A New Role for Unions?
A MANAGEMENT tool used by 80 percent of the 1,000 largest companies in America is being threatened by a movement representing only 12 percent of private-sector workers.
A dozen times since 1992, the National Labor Relations Board has held that ''employee involvement'' (EI) teams, also known by other names such as ''quality circles,'' are ''labor organizations,'' and thus represent an infringement of unions' collective bargaining rights under the Wagner Act.
Quality circles, in other words, have been held to be ''company unions.'' You may have to reach back to your history book to remember that term: It referred to a sham union controlled by management and installed to thwart independent unions' organizing.
Management organizations, like the Labor Policy Association (LPA) in Washington, are crying foul. They see EI teams -- in which labor and management work cooperatively rather than adversarially on problems ranging from production schedules to design challenges to decisions on where to hold the company picnic -- as an essential tool for ensuring their companies' success in the global marketplace. ''The union leadership wants to make union membership the price of EI,'' as an LPA representative puts it. But only about 12 percent of the American private-sector work force wears the union label.
A critical case here is that of Electromation, an electronic partsmaker in Elkhart, Ind. In December 1992, the National Labor Relations Board ruled that the firm's employee-management committees improperly got into pay scales and work rules rather than confining themselves to questions of product quality or efficiency of production.
The decision was hailed by Teamsters President Ron Carey as a victory for labor: ''We already have a way to establish healthy relationships between workers and management. It's called collective bargaining.''
But the ruling was disappointingly narrow and failed to provide much clarification of what EI teams can and cannot do.
And so moderate Republicans in Congress have introduced legislation (the Team Act -- Teamwork for Employees and Management) to amend the Wagner Act to clarify the EI issue. Proponents acknowledge that EI teams often do get into matters that, in a union setting, are properly the province of collective bargaining and need to be referred for negotiating once they have come up in an EI team discussion.
Labor advocates are not sure the motives of employers' groups are so pure here: They do see an attempted end-run around unions. Sen. Edward Kennedy (D) of Massachusetts, for instance, opposes the Team Act; and although Labor Secretary Robert Reich has been a staunch advocate of EI teams and has urged legislation to address the ''company union'' question, President Clinton has reportedly promised union leaders to oppose the Team Act.
However this issue sorts out, it's hard to see much future in the traditional adversarial paradigm for labor-management relations. A number of unions are looking for new ways to relate with management, and a short list of success stories is frequently mentioned: The Communications Workers of America in their work with AT&T; the auto workers with General Motors' Saturn division; Xerox and the Amalgamated Clothing and Textile Workers.

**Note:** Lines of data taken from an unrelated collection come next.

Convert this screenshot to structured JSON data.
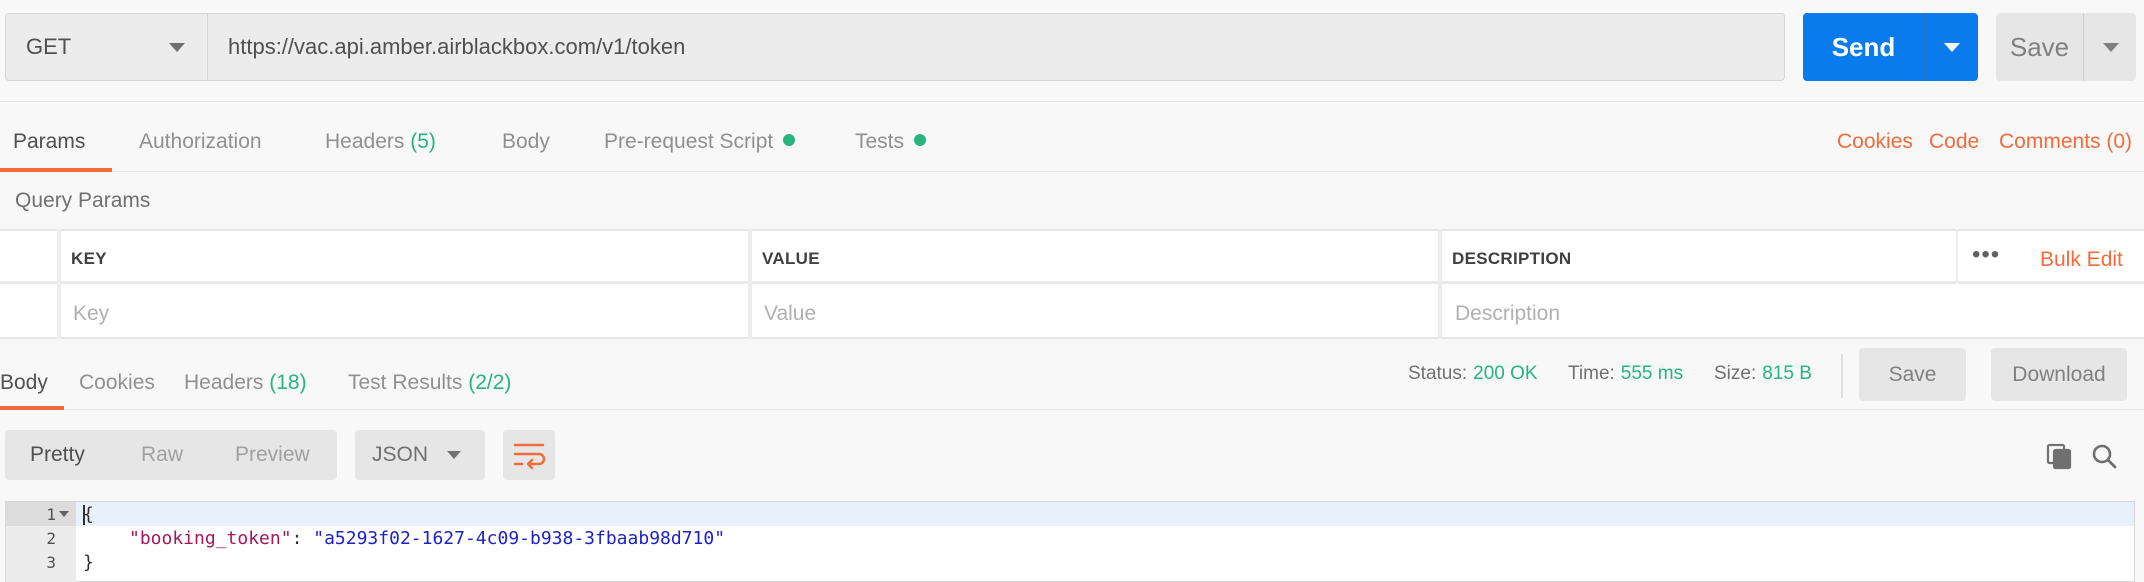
{
  "request": {
    "method": "GET",
    "url": "https://vac.api.amber.airblackbox.com/v1/token",
    "send_label": "Send",
    "save_label": "Save"
  },
  "request_tabs": {
    "params": "Params",
    "authorization": "Authorization",
    "headers": "Headers",
    "headers_count": "(5)",
    "body": "Body",
    "prerequest": "Pre-request Script",
    "tests": "Tests",
    "cookies": "Cookies",
    "code": "Code",
    "comments": "Comments (0)"
  },
  "query_params": {
    "title": "Query Params",
    "columns": [
      "KEY",
      "VALUE",
      "DESCRIPTION"
    ],
    "placeholders": [
      "Key",
      "Value",
      "Description"
    ],
    "more": "•••",
    "bulk_edit": "Bulk Edit"
  },
  "response": {
    "tabs": {
      "body": "Body",
      "cookies": "Cookies",
      "headers": "Headers",
      "headers_count": "(18)",
      "tests": "Test Results",
      "tests_count": "(2/2)"
    },
    "status_label": "Status:",
    "status_value": "200 OK",
    "time_label": "Time:",
    "time_value": "555 ms",
    "size_label": "Size:",
    "size_value": "815 B",
    "save_label": "Save",
    "download_label": "Download"
  },
  "body_toolbar": {
    "modes": [
      "Pretty",
      "Raw",
      "Preview"
    ],
    "format": "JSON"
  },
  "editor": {
    "line_numbers": [
      "1",
      "2",
      "3"
    ],
    "open_brace": "{",
    "close_brace": "}",
    "key": "\"booking_token\"",
    "colon": ": ",
    "value": "\"a5293f02-1627-4c09-b938-3fbaab98d710\""
  },
  "colors": {
    "accent": "#f26b3a",
    "primary": "#097bed",
    "success": "#26b47f"
  }
}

Not every worker wants to take quasi-managerial responsibility, however, and Martin Perline, a professor of economics at Wichita State University in Wichita, Kan., counsels anyone considering the EI issue to give thought to how much in the way of managerial prerogatives employers really want to give up in quality circles.
Still, Professor Perline notes, the future lies in more cooperation between unions and management: ''Their joint interest is in making the pie as big as they can.''